Macron

Sometimes you just can’t say it better.

For those currently harbouring illusions about Macron or the future of France, here is Didier Fassin’s LRB piece in response to Sophie Pedder’s fawning hagiography “Revolution Française: Emmanuel Macron and the Quest to Reinvent a Nation” (The Economist, quelle surprise).

Not unlike his political alter egos – self-proclaimed progressives such as Obama and Trudeau – Macron has proven himself an expert showman and mountebank, an authoritarian and ‘president of the rich’, hiding in plain sight behind identitarian rhetoric and intelligent public relations.

Front National never stood a chance of winning in 2017. Will we be able to say the same in 2022?

Enjoy:

Didier Fassin, ‘Sure looks a lot like Conservatism’

Fascism: I sometimes fear…

In lieu of any original thought, today can be a quote day, compliments of Michael Rosen [http://michaelrosenblog.blogspot.com]. Enjoy:

 
I sometimes fear that
people think that fascism arrives in fancy dress
worn by grotesques and monsters
as played out in endless re-runs of the Nazis.

Fascism arrives as your friend.
It will restore your honour,
make you feel proud,
protect your house,
give you a job,
clean up the neighbourhood,
remind you of how great you once were,
clear out the venal and the corrupt,
remove anything you feel is unlike you…
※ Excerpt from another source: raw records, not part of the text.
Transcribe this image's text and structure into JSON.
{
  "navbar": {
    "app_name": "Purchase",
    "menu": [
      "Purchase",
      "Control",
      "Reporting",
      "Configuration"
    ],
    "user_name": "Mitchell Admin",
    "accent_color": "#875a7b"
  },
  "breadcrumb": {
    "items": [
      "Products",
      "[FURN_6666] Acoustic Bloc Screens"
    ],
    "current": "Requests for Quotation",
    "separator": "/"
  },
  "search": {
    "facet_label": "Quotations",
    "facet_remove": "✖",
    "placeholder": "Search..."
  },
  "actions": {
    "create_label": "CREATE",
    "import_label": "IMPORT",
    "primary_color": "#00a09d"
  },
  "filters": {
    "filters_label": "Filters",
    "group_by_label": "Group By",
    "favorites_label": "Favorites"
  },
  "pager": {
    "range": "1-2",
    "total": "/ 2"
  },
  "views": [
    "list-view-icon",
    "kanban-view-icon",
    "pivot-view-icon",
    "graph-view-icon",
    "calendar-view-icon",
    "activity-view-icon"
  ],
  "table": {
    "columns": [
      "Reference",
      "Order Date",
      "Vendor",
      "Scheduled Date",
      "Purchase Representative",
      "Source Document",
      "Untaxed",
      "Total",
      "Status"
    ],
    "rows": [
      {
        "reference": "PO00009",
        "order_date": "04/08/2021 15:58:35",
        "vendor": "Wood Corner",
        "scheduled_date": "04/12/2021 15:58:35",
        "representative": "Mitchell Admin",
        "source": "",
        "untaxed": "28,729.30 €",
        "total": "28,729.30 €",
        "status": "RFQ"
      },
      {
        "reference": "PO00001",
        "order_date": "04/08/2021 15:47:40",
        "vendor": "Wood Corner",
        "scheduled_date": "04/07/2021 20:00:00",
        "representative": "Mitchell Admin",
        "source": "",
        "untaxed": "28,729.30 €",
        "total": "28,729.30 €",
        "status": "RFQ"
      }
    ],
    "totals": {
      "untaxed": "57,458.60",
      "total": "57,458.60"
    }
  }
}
It doesn’t walk in saying,
“Our programme means militias, mass imprisonments, transportations, war and persecution.”

 

  • Michael Rosen